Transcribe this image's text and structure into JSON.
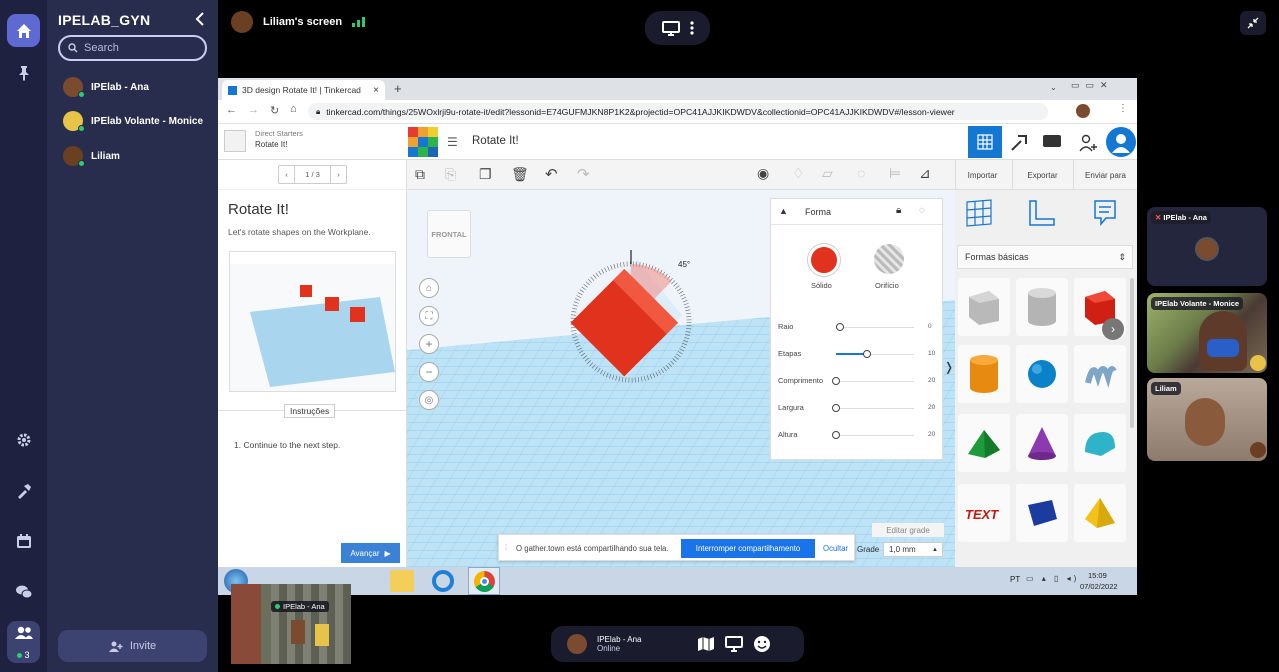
{
  "sidebar": {
    "title": "IPELAB_GYN",
    "search_placeholder": "Search",
    "users": [
      {
        "name": "IPElab - Ana"
      },
      {
        "name": "IPElab Volante - Monice"
      },
      {
        "name": "Liliam"
      }
    ],
    "invite_label": "Invite",
    "people_count": "3"
  },
  "share": {
    "title": "Liliam's screen"
  },
  "browser": {
    "tab_title": "3D design Rotate It! | Tinkercad",
    "url": "tinkercad.com/things/25WOxlrji9u-rotate-it/edit?lessonid=E74GUFMJKN8P1K2&projectid=OPC41AJJKIKDWDV&collectionid=OPC41AJJKIKDWDV#/lesson-viewer"
  },
  "tinkercad": {
    "breadcrumb_parent": "Direct Starters",
    "breadcrumb_current": "Rotate It!",
    "logo_letters": [
      "TIN",
      "KER",
      "CAD"
    ],
    "design_title": "Rotate It!",
    "page_indicator": "1 / 3",
    "lesson_title": "Rotate It!",
    "lesson_subtitle": "Let's rotate shapes on the Workplane.",
    "instructions_label": "Instruções",
    "step_text": "1. Continue to the next step.",
    "next_button": "Avançar",
    "import_label": "Importar",
    "export_label": "Exportar",
    "send_label": "Enviar para",
    "view_cube_label": "FRONTAL",
    "angle_label": "45°",
    "shape_panel": {
      "title": "Forma",
      "solid_label": "Sólido",
      "hole_label": "Orifício",
      "params": [
        {
          "label": "Raio",
          "value": "0",
          "fraction": 0.05
        },
        {
          "label": "Etapas",
          "value": "10",
          "fraction": 0.4
        },
        {
          "label": "Comprimento",
          "value": "20",
          "fraction": 0.0
        },
        {
          "label": "Largura",
          "value": "20",
          "fraction": 0.0
        },
        {
          "label": "Altura",
          "value": "20",
          "fraction": 0.0
        }
      ]
    },
    "library_dropdown": "Formas básicas",
    "edit_grid": "Editar grade",
    "grid_label": "Grade",
    "grid_value": "1,0 mm"
  },
  "notification": {
    "text": "O gather.town está compartilhando sua tela.",
    "stop_button": "Interromper compartilhamento",
    "hide_button": "Ocultar"
  },
  "taskbar": {
    "lang": "PT",
    "time": "15:09",
    "date": "07/02/2022"
  },
  "minimap_label": "IPElab - Ana",
  "bottom_bar": {
    "name": "IPElab - Ana",
    "status": "Online"
  },
  "video_tiles": [
    {
      "name": "IPElab - Ana"
    },
    {
      "name": "IPElab Volante - Monice"
    },
    {
      "name": "Liliam"
    }
  ],
  "colors": {
    "accent_blue": "#5e6ad2",
    "tinkercad_blue": "#1a73e8",
    "shape_red": "#e0321c"
  }
}
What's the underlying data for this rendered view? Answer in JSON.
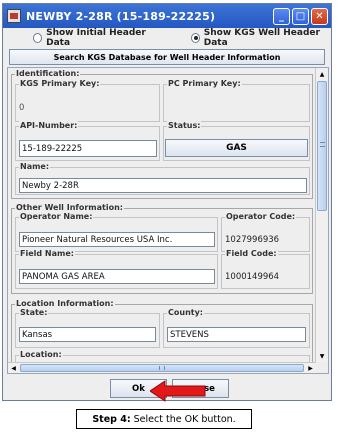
{
  "window": {
    "title": "NEWBY 2-28R (15-189-22225)",
    "minimize_label": "_",
    "maximize_label": "□",
    "close_label": "✕"
  },
  "header_options": {
    "initial_label": "Show Initial Header Data",
    "kgs_label": "Show KGS Well Header Data",
    "selected": "kgs"
  },
  "search_button_label": "Search KGS Database for Well Header Information",
  "identification": {
    "legend": "Identification:",
    "kgs_primary_key": {
      "label": "KGS Primary Key:",
      "value": "0"
    },
    "pc_primary_key": {
      "label": "PC Primary Key:",
      "value": ""
    },
    "api_number": {
      "label": "API-Number:",
      "value": "15-189-22225"
    },
    "status": {
      "label": "Status:",
      "value": "GAS"
    },
    "name": {
      "label": "Name:",
      "value": "Newby 2-28R"
    }
  },
  "other_well_info": {
    "legend": "Other Well Information:",
    "operator_name": {
      "label": "Operator Name:",
      "value": "Pioneer Natural Resources USA Inc."
    },
    "operator_code": {
      "label": "Operator Code:",
      "value": "1027996936"
    },
    "field_name": {
      "label": "Field Name:",
      "value": "PANOMA GAS AREA"
    },
    "field_code": {
      "label": "Field Code:",
      "value": "1000149964"
    }
  },
  "location_info": {
    "legend": "Location Information:",
    "state": {
      "label": "State:",
      "value": "Kansas"
    },
    "county": {
      "label": "County:",
      "value": "STEVENS"
    },
    "location": {
      "label": "Location:"
    }
  },
  "buttons": {
    "ok_label": "Ok",
    "close_label_visible": "se"
  },
  "scrollbars": {
    "up": "▲",
    "down": "▼",
    "left": "◀",
    "right": "▶"
  },
  "caption": {
    "step": "Step 4:",
    "text": "Select the OK button."
  },
  "colors": {
    "titlebar": "#2a5fcc",
    "arrow": "#e31818"
  }
}
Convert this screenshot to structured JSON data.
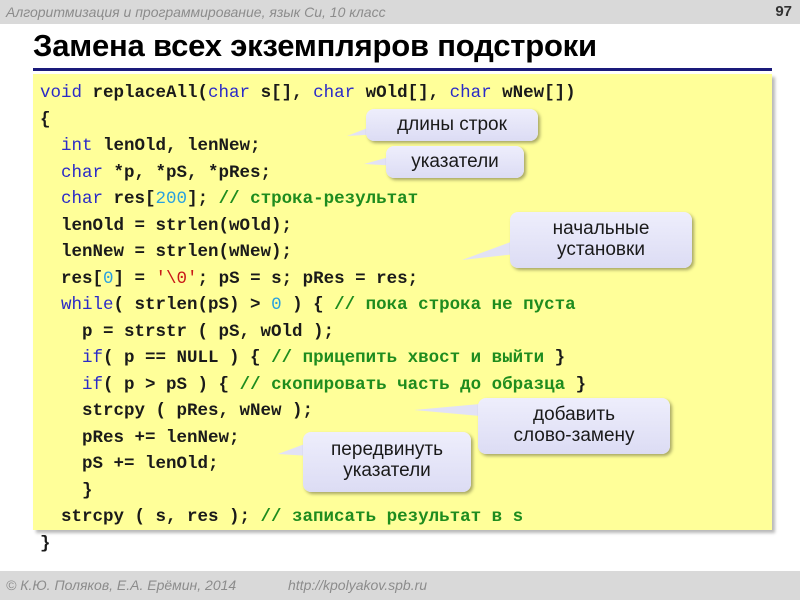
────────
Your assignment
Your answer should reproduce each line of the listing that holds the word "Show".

Completed task
    "initial_label": "Show Initial Header Data",
    "kgs_label": "Show KGS Well Header Data",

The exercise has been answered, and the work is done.